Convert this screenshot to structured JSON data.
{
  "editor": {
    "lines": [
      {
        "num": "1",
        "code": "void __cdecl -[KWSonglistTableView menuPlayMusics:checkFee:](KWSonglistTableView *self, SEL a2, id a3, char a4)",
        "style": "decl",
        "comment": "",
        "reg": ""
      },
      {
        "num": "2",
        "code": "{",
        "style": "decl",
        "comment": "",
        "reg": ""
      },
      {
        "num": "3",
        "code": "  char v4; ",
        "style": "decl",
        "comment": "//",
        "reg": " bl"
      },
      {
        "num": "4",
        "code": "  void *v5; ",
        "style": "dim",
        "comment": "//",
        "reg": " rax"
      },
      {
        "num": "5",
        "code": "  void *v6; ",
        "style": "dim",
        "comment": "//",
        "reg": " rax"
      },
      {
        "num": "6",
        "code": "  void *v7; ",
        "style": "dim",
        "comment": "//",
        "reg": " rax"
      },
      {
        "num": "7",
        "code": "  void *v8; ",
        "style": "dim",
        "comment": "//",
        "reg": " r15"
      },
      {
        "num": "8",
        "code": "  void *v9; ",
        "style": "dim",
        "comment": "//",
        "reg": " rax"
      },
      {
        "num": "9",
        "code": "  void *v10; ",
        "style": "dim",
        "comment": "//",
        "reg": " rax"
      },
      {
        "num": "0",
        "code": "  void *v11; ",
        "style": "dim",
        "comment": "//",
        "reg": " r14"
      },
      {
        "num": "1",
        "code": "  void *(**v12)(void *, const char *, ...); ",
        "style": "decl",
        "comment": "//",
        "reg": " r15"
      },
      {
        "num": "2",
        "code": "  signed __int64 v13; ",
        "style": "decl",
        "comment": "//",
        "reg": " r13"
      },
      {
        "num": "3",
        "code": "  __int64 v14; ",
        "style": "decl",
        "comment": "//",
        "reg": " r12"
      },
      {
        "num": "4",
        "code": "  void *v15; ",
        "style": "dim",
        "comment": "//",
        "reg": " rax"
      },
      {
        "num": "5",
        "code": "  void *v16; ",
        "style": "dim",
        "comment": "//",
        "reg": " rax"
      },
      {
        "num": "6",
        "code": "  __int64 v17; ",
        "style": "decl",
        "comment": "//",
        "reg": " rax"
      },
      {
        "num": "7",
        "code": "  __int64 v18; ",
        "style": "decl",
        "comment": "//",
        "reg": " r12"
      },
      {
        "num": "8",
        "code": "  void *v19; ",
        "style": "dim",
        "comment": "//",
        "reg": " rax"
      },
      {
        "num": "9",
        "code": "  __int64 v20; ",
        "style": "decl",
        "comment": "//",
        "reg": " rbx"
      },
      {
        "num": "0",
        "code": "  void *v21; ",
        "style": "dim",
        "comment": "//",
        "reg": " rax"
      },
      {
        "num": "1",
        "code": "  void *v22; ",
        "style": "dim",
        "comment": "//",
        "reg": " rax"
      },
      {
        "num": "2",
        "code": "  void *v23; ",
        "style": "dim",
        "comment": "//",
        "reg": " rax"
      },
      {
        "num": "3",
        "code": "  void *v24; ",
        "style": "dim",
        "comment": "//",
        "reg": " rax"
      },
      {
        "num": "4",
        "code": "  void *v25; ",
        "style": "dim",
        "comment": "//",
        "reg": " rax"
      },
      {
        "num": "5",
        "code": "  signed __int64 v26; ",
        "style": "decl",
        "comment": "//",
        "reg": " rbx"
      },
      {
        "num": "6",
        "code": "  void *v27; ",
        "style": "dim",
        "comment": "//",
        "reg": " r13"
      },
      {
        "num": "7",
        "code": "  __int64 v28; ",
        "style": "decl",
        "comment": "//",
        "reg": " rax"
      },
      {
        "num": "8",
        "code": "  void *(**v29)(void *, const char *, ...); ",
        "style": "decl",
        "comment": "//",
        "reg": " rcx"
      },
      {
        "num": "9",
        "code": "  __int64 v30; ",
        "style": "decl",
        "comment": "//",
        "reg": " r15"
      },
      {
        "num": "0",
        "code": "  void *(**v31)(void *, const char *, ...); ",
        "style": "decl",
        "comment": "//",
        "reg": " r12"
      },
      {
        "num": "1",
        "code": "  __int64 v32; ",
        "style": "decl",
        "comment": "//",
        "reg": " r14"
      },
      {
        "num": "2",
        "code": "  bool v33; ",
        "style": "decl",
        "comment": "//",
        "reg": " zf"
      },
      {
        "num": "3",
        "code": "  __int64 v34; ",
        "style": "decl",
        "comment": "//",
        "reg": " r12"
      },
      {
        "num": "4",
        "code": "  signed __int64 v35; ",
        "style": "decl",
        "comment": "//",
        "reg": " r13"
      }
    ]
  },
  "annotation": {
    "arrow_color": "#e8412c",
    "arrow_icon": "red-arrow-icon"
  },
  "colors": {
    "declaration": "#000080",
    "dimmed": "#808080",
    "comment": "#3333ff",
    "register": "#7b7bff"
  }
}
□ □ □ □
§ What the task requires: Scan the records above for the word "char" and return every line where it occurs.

§ Reply to the task:
        "code": "void __cdecl -[KWSonglistTableView menuPlayMusics:checkFee:](KWSonglistTableView *self, SEL a2, id a3, char a4)",
        "code": "  char v4; ",
        "code": "  void *(**v12)(void *, const char *, ...); ",
        "code": "  void *(**v29)(void *, const char *, ...); ",
        "code": "  void *(**v31)(void *, const char *, ...); ",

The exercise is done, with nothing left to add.